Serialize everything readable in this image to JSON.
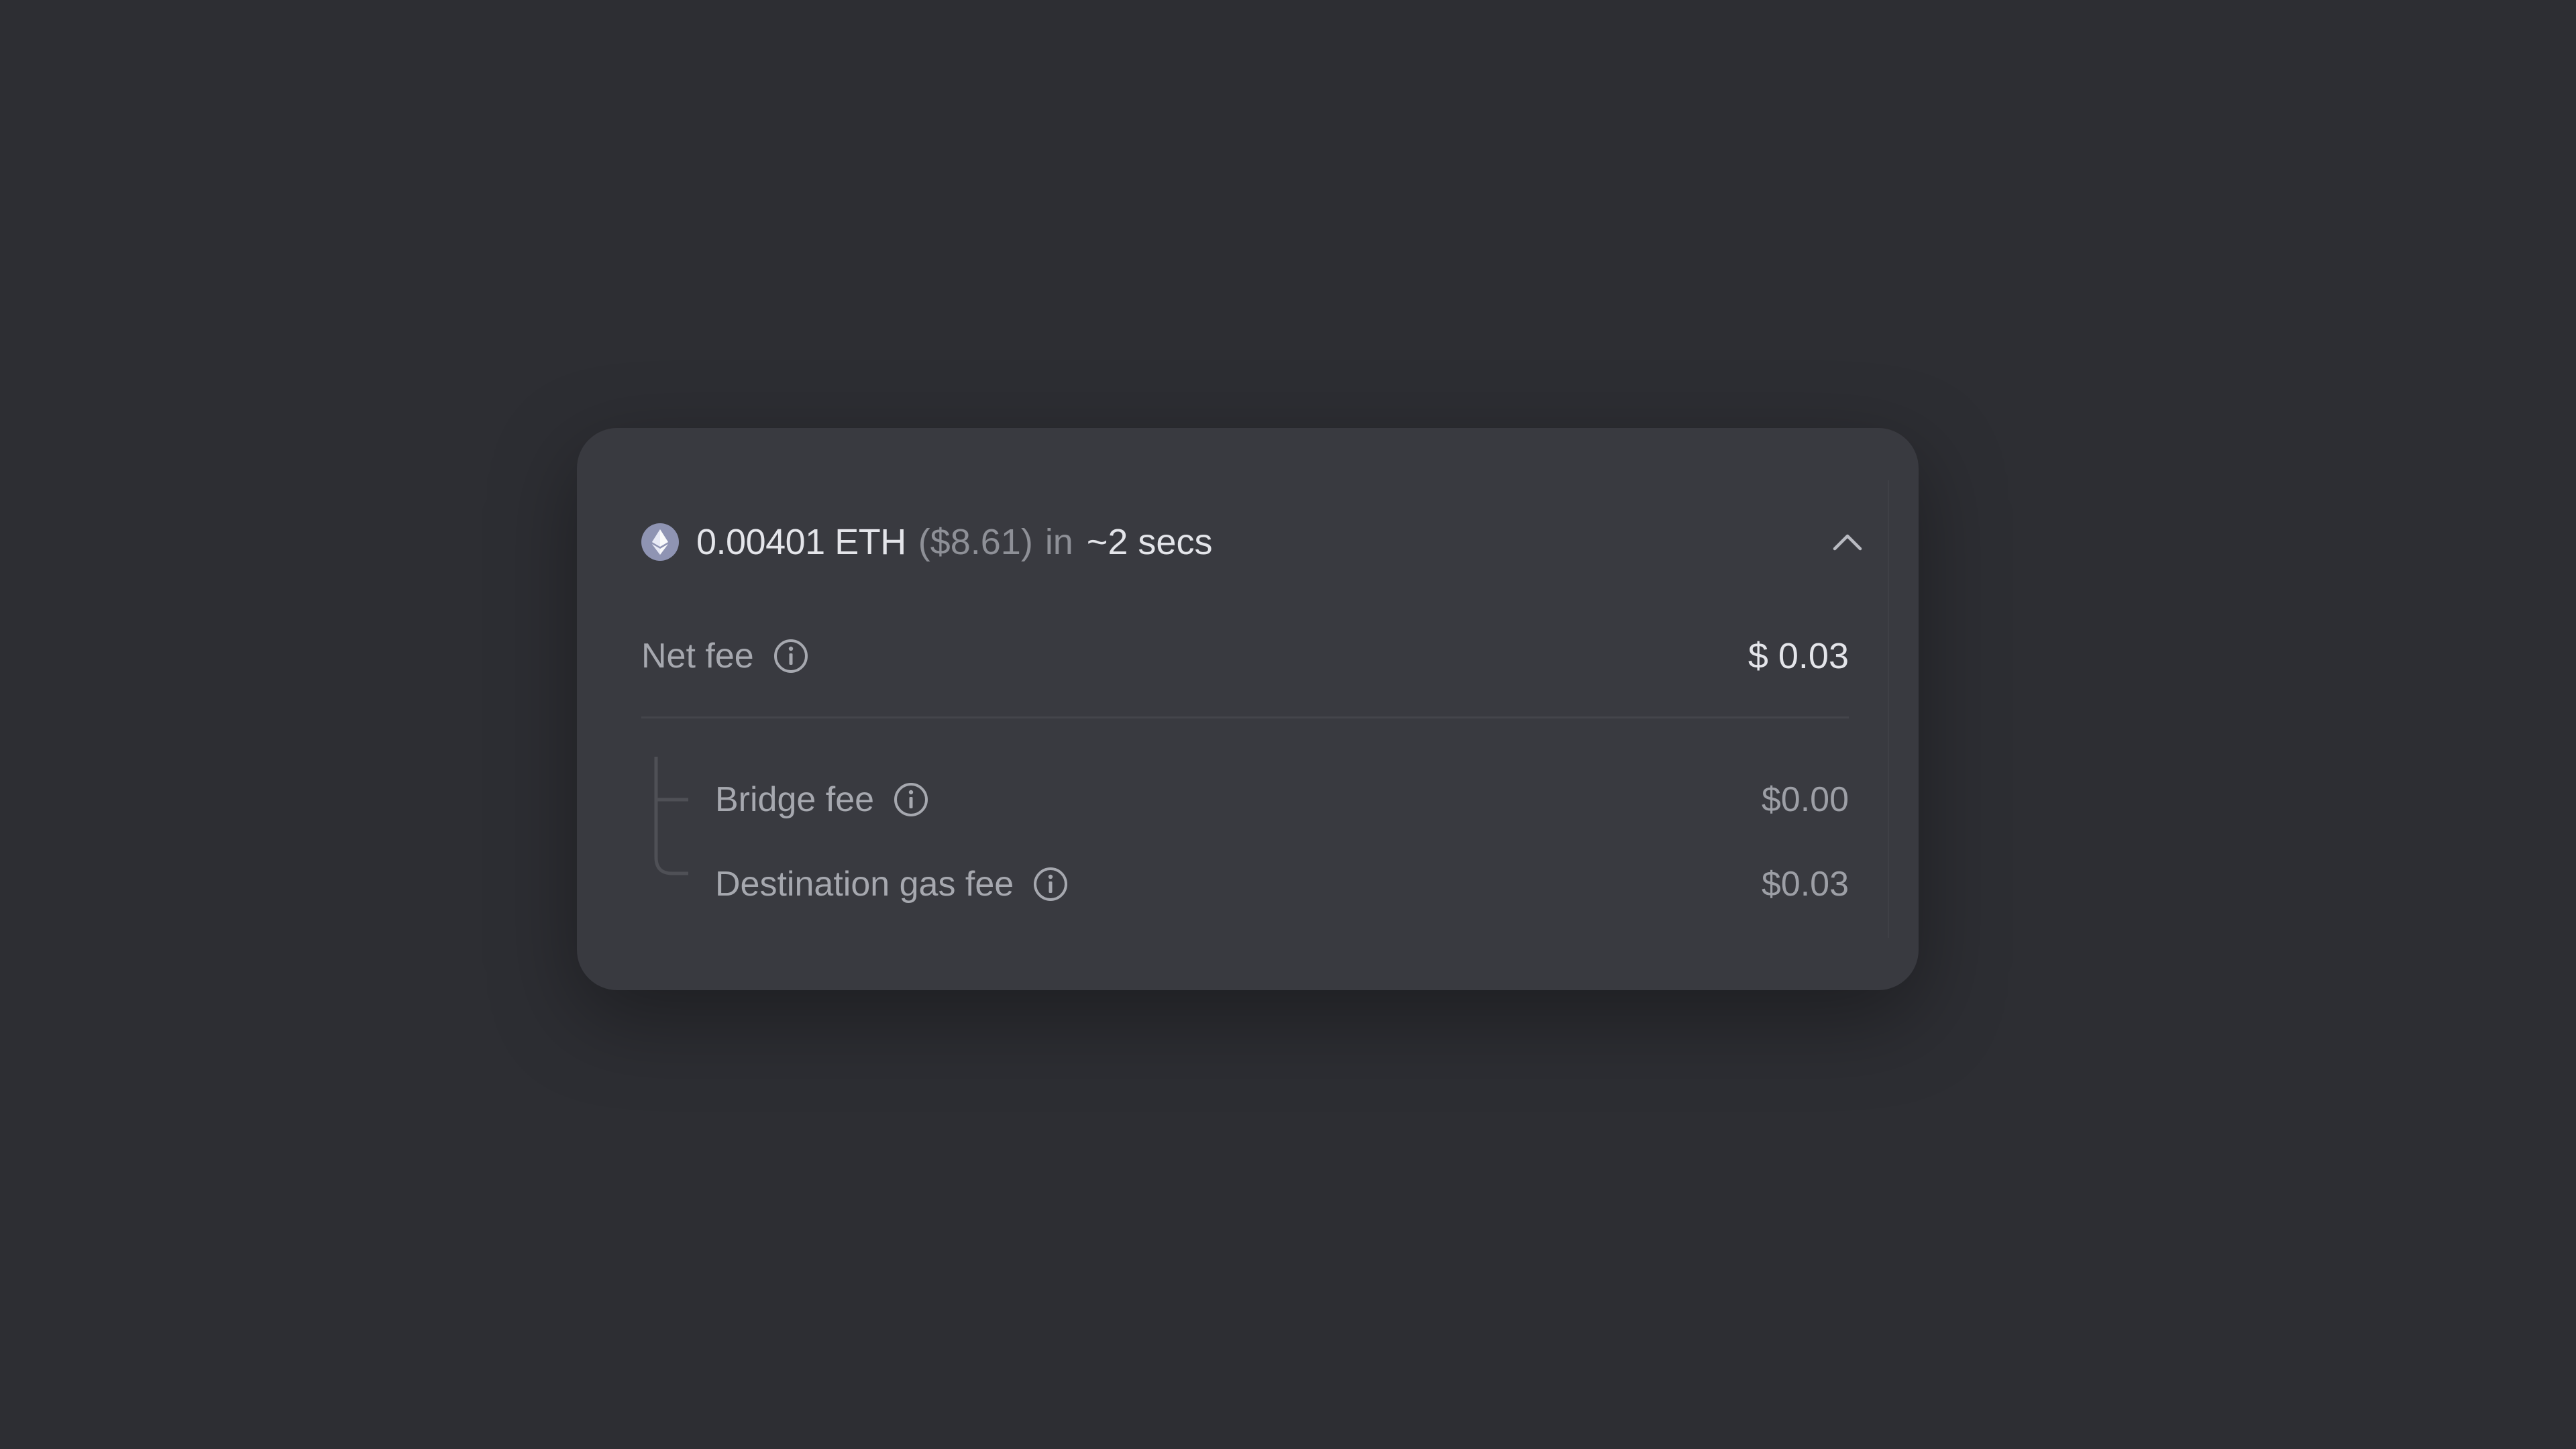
{
  "summary": {
    "amount": "0.00401 ETH",
    "usd": "($8.61)",
    "in_word": "in",
    "eta": "~2 secs",
    "token_icon": "ethereum-icon",
    "toggle_icon": "chevron-up-icon"
  },
  "fees": {
    "net": {
      "label": "Net fee",
      "value": "$ 0.03",
      "icon": "info-icon"
    },
    "breakdown": [
      {
        "label": "Bridge fee",
        "value": "$0.00",
        "icon": "info-icon"
      },
      {
        "label": "Destination gas fee",
        "value": "$0.03",
        "icon": "info-icon"
      }
    ]
  },
  "colors": {
    "background": "#2d2e33",
    "card": "#393a40",
    "text_primary": "#e4e5ea",
    "text_secondary": "#a6a8af",
    "eth_badge": "#8f94b3"
  }
}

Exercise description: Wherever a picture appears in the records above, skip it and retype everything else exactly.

Task answer:
Serialize everything readable in this image to JSON.
{
  "summary": {
    "amount": "0.00401 ETH",
    "usd": "($8.61)",
    "in_word": "in",
    "eta": "~2 secs",
    "token_icon": "ethereum-icon",
    "toggle_icon": "chevron-up-icon"
  },
  "fees": {
    "net": {
      "label": "Net fee",
      "value": "$ 0.03",
      "icon": "info-icon"
    },
    "breakdown": [
      {
        "label": "Bridge fee",
        "value": "$0.00",
        "icon": "info-icon"
      },
      {
        "label": "Destination gas fee",
        "value": "$0.03",
        "icon": "info-icon"
      }
    ]
  },
  "colors": {
    "background": "#2d2e33",
    "card": "#393a40",
    "text_primary": "#e4e5ea",
    "text_secondary": "#a6a8af",
    "eth_badge": "#8f94b3"
  }
}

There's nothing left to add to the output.